This winter the fishing has been very good and I’ve had many successful days. The challenge though has been finding larger snook. It appears that with the warmer than normal season the snook many have not followed their normal migration pattern.  I have continued to catch some decent size fish in and around the bay and then also some in the backcountry. The thing is this year I haven’t found many of the larger fish.

One area I love to fish up in the back country I have not seen any of the larger fish I would catch in the winter so I decided to check out a couple of the spots I usually would just pass up. One area is a large mud flat of maybe twelve inches deep usually inhabited with tons of mullet. I stood and poled myself through the area early one calm morning before sunrise where normally I would just paddle through it to get to one of my regular fishing haunts.
As I made my way I spotted some nervous water of what appeared to be a school of baitfish. I decided to make a long cast at them with a small plug I had rigged up. The moment my plug landed it was instantly grabbed by a ladyfish which after a split second after was attacked by a very large snook. It’s hard to put into words what happened but I could see the fish in the commotion and hear the loud clap as it grabbed the ladyfish. The snook ran for a short distance before a vicious headshake and then spit out the ladyfish and then was gone.

 I pulled in a limp 18” ladyfish, in shock and stripped of most of its scales! I sat there after for awhile and watched the sunrise. I would have loved to have a photo of that fish in my boat but it was not to be. My day was still made and this again was a reminder of why I love it here so much kayak fishing here in the Western Everglades.  

A beautiful colored backcountry Redfish

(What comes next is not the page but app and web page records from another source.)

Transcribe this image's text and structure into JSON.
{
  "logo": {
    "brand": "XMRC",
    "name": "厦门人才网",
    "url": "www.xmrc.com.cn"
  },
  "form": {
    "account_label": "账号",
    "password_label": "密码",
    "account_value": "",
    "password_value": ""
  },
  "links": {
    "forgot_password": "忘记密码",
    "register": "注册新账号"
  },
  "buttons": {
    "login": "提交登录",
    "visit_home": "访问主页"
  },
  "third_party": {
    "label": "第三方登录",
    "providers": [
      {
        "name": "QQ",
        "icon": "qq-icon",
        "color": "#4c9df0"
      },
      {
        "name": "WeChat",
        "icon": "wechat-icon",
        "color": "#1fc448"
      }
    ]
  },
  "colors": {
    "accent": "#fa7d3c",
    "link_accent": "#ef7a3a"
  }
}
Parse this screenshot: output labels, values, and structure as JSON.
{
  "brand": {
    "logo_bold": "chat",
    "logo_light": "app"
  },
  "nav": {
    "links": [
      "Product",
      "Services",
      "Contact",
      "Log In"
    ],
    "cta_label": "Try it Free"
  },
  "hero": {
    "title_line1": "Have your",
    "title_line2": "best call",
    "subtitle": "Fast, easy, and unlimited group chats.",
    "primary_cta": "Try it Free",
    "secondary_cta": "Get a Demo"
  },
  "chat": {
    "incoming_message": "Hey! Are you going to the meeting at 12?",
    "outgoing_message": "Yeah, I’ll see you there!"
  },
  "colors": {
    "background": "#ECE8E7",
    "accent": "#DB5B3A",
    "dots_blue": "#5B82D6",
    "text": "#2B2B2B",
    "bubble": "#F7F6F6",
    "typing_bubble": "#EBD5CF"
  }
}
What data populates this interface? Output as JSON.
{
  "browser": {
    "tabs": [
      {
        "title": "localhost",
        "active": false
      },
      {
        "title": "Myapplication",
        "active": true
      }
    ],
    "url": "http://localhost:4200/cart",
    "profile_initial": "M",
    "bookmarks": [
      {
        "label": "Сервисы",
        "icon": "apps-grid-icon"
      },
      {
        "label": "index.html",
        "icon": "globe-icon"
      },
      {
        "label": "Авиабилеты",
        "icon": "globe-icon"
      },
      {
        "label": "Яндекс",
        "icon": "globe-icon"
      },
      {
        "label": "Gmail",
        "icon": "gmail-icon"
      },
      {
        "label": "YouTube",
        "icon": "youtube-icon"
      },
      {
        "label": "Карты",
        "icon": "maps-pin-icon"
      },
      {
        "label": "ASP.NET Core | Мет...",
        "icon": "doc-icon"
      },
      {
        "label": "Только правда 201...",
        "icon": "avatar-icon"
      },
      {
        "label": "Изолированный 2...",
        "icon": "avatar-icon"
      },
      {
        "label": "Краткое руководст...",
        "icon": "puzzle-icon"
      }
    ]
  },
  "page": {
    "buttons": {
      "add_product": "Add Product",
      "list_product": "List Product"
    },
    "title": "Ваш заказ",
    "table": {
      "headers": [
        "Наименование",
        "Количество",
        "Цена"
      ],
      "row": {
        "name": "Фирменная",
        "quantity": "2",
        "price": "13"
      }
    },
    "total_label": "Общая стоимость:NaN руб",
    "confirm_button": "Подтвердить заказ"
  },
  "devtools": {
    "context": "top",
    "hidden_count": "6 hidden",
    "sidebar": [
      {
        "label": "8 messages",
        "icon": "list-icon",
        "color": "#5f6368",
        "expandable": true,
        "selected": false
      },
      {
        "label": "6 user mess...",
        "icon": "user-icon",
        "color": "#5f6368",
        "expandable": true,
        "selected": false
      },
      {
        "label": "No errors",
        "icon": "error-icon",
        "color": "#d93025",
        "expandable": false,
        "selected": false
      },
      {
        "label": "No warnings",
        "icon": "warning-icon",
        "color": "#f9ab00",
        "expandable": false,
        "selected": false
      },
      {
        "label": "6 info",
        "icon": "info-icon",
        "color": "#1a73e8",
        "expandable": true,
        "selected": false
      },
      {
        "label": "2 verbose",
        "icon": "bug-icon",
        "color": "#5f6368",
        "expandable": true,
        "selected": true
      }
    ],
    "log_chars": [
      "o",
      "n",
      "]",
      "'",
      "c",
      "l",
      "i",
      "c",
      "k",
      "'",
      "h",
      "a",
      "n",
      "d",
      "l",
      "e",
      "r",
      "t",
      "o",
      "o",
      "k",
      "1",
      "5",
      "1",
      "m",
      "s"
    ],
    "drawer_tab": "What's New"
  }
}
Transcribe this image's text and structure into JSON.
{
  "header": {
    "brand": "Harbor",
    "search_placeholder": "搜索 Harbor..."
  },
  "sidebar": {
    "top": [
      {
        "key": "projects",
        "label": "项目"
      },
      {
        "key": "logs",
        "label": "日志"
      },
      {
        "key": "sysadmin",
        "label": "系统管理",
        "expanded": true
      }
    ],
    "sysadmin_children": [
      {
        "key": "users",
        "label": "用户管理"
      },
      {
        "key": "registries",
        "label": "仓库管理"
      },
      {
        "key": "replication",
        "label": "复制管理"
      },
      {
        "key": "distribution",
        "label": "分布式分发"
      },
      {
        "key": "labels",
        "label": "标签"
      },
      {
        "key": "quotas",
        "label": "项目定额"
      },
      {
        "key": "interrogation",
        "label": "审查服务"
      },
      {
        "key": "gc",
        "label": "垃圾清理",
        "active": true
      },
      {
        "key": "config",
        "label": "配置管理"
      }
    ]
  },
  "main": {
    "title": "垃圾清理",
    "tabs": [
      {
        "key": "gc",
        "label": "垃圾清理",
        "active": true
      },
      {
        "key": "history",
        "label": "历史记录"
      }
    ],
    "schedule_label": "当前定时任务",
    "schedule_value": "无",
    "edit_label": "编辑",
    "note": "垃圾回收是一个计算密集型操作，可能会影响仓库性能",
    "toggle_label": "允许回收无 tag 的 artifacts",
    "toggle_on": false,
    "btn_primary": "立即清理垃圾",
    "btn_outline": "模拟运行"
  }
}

This is Steve Hendricks from Ohio with his first snook first time fishing from a kayak

This is Tom from PA who fished with me along with his life long fishing buddy Mike. We spent a few awesome hours fly fishing in the bay.